Umeshu is often mistranslated as "plum wine." Plum liquor is a more accurate term. It's made by letting plums steep inside of a neutral spirit such as korui (multi-distilled) shochu. As there isn't any actual fermentation or distillation going on when making the umeshu itself, it's the only kind of alcohol that consumers are legally allowed to "make" and consume at home in Japan. Homebrewing and home distillation remain illegal.
Nakano BC has a new spirit out now called Kayuki that takes things a step further. After making umeshu, they then distill it, creating an umeshu-based spirit. At 45% abv, it's around triple the strength of an umeshu. Additionally, Nakano BC has apparently taken out a patent on the plum-stepping process used to make the umeshu itself, where they are reducing oxidization of the plums by stirring them from time to time. Who knew stirring is something you could patent?
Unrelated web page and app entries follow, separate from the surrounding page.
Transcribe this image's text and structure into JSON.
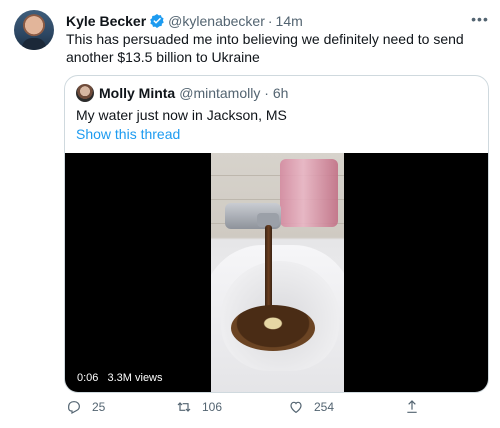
{
  "tweet": {
    "author": {
      "name": "Kyle Becker",
      "handle": "@kylenabecker",
      "time": "14m"
    },
    "text": "This has persuaded me into believing we definitely need to send another $13.5 billion to Ukraine",
    "quoted": {
      "author": {
        "name": "Molly Minta",
        "handle": "@mintamolly",
        "time": "6h"
      },
      "text": "My water just now in Jackson, MS",
      "show_thread": "Show this thread",
      "video": {
        "duration": "0:06",
        "views": "3.3M views"
      }
    },
    "actions": {
      "replies": "25",
      "retweets": "106",
      "likes": "254"
    },
    "colors": {
      "accent": "#1d9bf0",
      "muted": "#536471",
      "verified": "#1d9bf0"
    },
    "icons": {
      "more": "more-horizontal-icon",
      "verified": "verified-badge-icon"
    }
  }
}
Anyway, since sugar is normally added when making umeshu, it often ends up being super sweet. Think "green gummy bear" levels of sweet. As a result it tends to completely overpower most anything you try to mix it with, so umeshu itself is essentially never used in cocktails. Plum/ume flavor itself is rare in a cocktail, so hopefully releases like Kayuki here will give bartenders an opportunity to bring a plum flavor without it being overly sweet.
700ml, 45% abv, 3500 yen before tax
Whiskey Richard is the founder of nomunication.jp, and has been saying he has lived in Japan for ten years for the past four years. He enjoys drinking basically anything except straight-up Campari.